“Beth Abraham” literally means “House of Abraham.” Among his greatest attributes was his love of his fellow man. In his home all were welcome, from the weariest traveler to the wealthiest merchant prince. They were made to feel a part of Abraham’s household….they were made to feel welcome and they were told that they could always return and find a safe refuge in Abraham’s house.
So, too, with this “Bais Avraham.” Over the years newcomers to Bangor found a haven here – an Orthodox oasis where one was never expected, and even those whose religious roots were not observant, found a place where they and their children could feel comfortable.

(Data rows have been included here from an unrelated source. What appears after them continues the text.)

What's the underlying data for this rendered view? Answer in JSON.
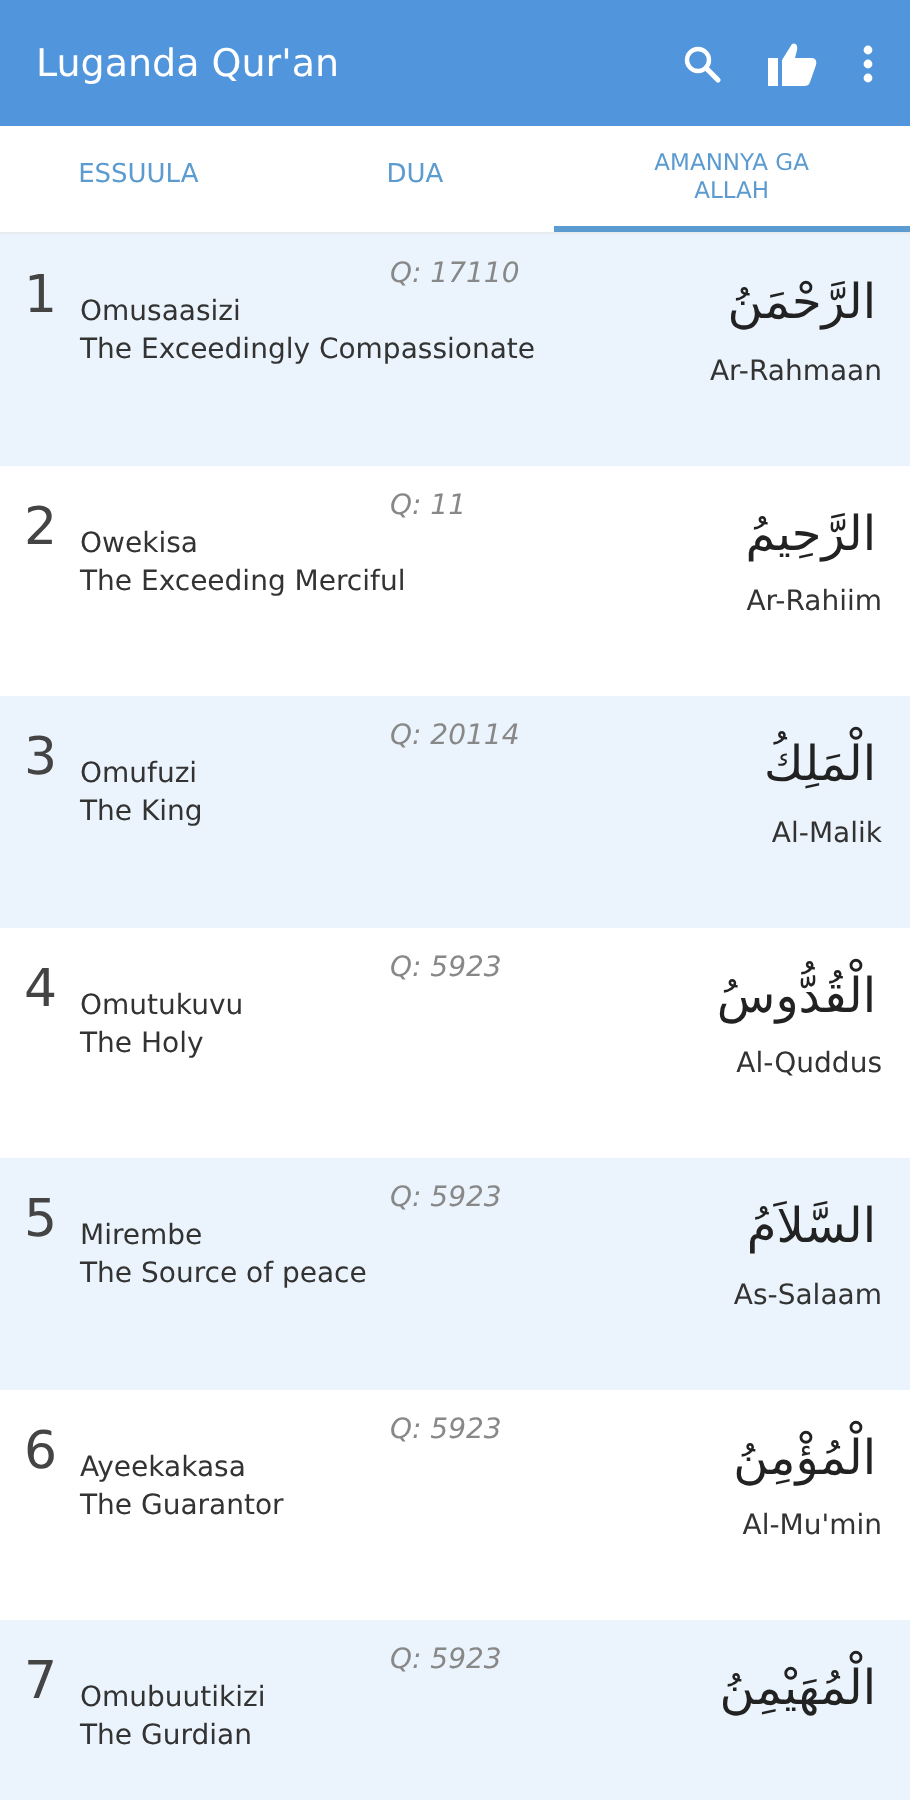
{
  "app_bar": {
    "title": "Luganda Qur'an"
  },
  "tabs": [
    {
      "label": "ESSUULA",
      "selected": false
    },
    {
      "label": "DUA",
      "selected": false
    },
    {
      "label": "AMANNYA GA ALLAH",
      "selected": true
    }
  ],
  "names": [
    {
      "number": "1",
      "reference": "Q: 17110",
      "luganda": "Omusaasizi",
      "english": "The Exceedingly Compassionate",
      "arabic": "الرَّحْمَنُ",
      "transliteration": "Ar-Rahmaan"
    },
    {
      "number": "2",
      "reference": "Q: 11",
      "luganda": "Owekisa",
      "english": "The Exceeding Merciful",
      "arabic": "الرَّحِيمُ",
      "transliteration": "Ar-Rahiim"
    },
    {
      "number": "3",
      "reference": "Q: 20114",
      "luganda": "Omufuzi",
      "english": "The King",
      "arabic": "الْمَلِكُ",
      "transliteration": "Al-Malik"
    },
    {
      "number": "4",
      "reference": "Q: 5923",
      "luganda": "Omutukuvu",
      "english": "The Holy",
      "arabic": "الْقُدُّوسُ",
      "transliteration": "Al-Quddus"
    },
    {
      "number": "5",
      "reference": "Q: 5923",
      "luganda": "Mirembe",
      "english": "The Source of peace",
      "arabic": "السَّلاَمُ",
      "transliteration": "As-Salaam"
    },
    {
      "number": "6",
      "reference": "Q: 5923",
      "luganda": "Ayeekakasa",
      "english": "The Guarantor",
      "arabic": "الْمُؤْمِنُ",
      "transliteration": "Al-Mu'min"
    },
    {
      "number": "7",
      "reference": "Q: 5923",
      "luganda": "Omubuutikizi",
      "english": "The Gurdian",
      "arabic": "الْمُهَيْمِنُ"
    }
  ]
}
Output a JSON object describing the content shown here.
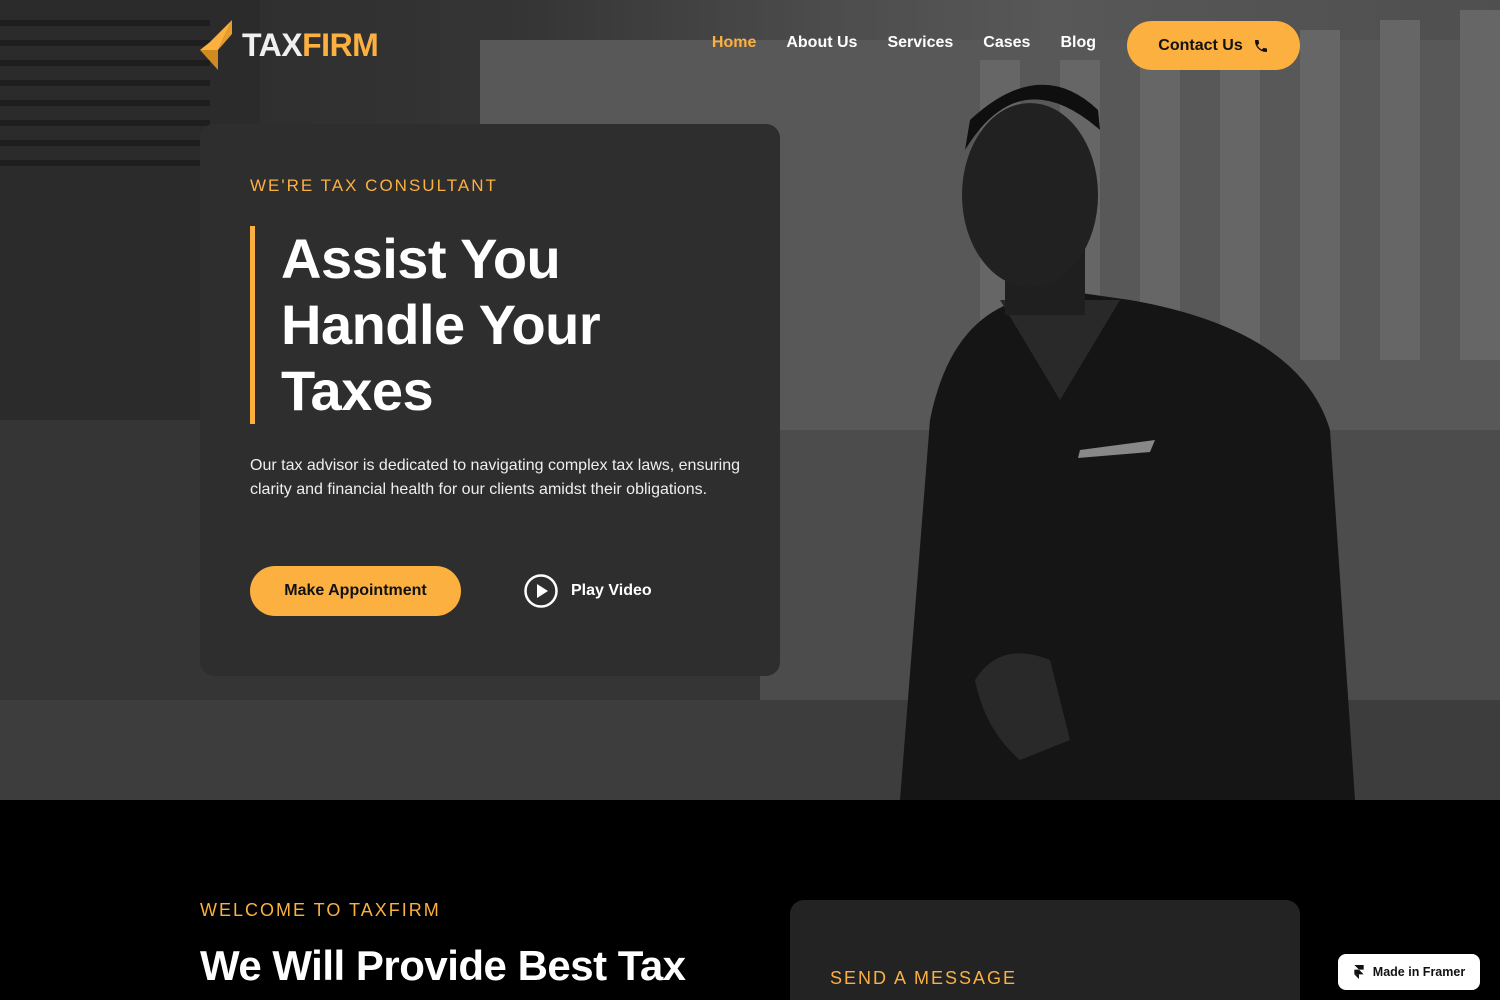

To be sure, the original founders of Beth Abraham might be somewhat startled at the physical changes in the shul over the years but they would be really amazed at the role that the women of the congregation have played in bringing beauty and order to a once male-dominated world. The Beth Abraham Sisterhood welcomes visitors as guests and is responsible for the weekly kiddush. The ladies also prepare meals for sale - whether for visitors or local residents. Mouthwatering chicken and accompaniments are a boon to kosher travelers. Beth Abraham without it’s Sisterhood just wouldn’t be Beth Abraham. Perhaps the Beth Abraham Synagogue can best be described in one word – home. Many people, members and nonmembers alike, have always found a “safe harbor” here. A place to worship in their own way.
The members of Beth Abraham, who belong to no special social strata, combine hard work and a love for their “shul” to keep it alive. From one generation to another it has kindled a lifelong sense of Judaism.
We hope and pray, that spark and its flame, will burn eternally.